Just in time for the baby boom, the child seat was also introduced in 1947. (The hinged flap that lets an unoccupied child seat serve as a shelf came along five years later.) Before then, small children were often placed in the lower basket of a two-basket cart; a 1940 Saturday Evening Post cover had shown this common but perilous practice. Today child safety belts are standard equipment, largely at the insistence of Wal-Mart in the 1990s.
Nesting carts were invented by Orla E. Watson of Kansas City, Missouri, who filed for a patent on a nesting two-basket version in September 1946. The following spring he introduced prototypes at Floyd Day’s Super Market, in Kansas City, and established Telescope Carts, Inc. Around the same time, Goldman developed a nesting singlebasket version, which he called the Nest Kart, and filed for his own patent. In 1949, after some litigation, Goldman abandoned his claim and agreed to license Watson’s patent. A fullsize modern cart, which sells for about $100, has a capacity of 6.5 cubic feet, not including the seldomused shelf at the bottom of the chassis.
To the casual observer, it looks pretty much the same as one of 50 years ago. Taft O’Quin, vice president of operations at UNARCO, doesn’t disagree. “They’re very similar,” he says. One major difference, he notes, is the finish used to protect carts that are stored outdoors. The standard nickelchrome electroplate finish has been supplanted by baked-on layers of epoxy and polyester, which confer great resistance to rust.
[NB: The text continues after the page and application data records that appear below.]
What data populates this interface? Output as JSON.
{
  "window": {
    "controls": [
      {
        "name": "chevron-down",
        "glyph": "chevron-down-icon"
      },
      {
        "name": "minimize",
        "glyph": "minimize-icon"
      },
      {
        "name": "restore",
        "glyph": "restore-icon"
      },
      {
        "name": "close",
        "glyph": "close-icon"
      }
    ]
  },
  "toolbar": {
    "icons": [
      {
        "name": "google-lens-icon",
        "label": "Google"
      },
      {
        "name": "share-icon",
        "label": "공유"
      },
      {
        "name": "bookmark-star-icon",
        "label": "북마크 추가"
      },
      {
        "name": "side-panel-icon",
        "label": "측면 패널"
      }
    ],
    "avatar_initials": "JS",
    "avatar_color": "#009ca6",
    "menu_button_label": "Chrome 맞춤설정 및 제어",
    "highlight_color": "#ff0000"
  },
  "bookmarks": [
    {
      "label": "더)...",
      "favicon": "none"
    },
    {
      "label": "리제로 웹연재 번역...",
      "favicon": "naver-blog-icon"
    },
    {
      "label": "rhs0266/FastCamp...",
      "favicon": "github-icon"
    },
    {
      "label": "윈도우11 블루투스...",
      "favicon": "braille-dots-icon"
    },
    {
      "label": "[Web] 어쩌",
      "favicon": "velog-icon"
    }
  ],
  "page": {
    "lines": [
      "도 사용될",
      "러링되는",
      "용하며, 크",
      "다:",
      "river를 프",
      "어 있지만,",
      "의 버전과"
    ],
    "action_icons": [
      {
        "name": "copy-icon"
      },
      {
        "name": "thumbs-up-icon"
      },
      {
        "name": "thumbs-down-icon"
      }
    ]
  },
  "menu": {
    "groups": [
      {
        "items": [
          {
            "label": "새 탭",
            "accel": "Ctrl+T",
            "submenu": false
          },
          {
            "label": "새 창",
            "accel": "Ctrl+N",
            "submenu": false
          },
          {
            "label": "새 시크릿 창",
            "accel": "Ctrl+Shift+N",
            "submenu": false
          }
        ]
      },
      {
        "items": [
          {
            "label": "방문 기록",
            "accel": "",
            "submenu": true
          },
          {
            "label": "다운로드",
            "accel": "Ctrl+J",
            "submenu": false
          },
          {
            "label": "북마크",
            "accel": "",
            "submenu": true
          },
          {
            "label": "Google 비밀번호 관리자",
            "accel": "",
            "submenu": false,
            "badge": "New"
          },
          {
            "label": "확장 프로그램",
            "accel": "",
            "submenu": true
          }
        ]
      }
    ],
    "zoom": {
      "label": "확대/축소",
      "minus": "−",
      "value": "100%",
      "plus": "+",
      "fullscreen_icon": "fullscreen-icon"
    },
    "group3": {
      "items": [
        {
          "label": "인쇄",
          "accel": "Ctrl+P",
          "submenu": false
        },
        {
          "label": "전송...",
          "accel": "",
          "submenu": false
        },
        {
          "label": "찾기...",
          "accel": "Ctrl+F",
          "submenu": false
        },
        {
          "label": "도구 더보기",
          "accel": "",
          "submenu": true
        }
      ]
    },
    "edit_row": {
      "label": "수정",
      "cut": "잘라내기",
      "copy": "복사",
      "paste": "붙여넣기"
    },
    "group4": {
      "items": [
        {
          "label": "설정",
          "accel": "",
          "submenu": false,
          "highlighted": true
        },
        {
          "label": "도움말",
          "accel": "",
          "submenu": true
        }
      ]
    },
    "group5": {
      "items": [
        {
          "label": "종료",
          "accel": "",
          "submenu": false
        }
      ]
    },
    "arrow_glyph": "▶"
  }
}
Most of the other innovations since the early 1950s, while important, are less noticeable, such as sealed wheel bearings, a unitized frame, nonmarking rubber wheels, and swivel casters.
A majority of the carts sold today have baskets made of corrosion-free injectionmolded plastic rather than wire mesh. These carts, O’Quin says, are favored by many drug chains and other retailers that “don’t want that old grocery-store look.” Plastic baskets are arguably more attractive and definitely more resistant to rust, but they aren’t as durable as wire, and they retain dirt more easily, so many supermarkets still prefer the metal kind.
In keeping with the convention in which computer icons depict the technology they are replacing, the shopping cart has been adopted by online retailers as a means to track and review items selected for purchase. Despite his background in bricks-and-mortar retailing, Goldman would probably have loved the idea: a shopping cart with virtually limitless capacity.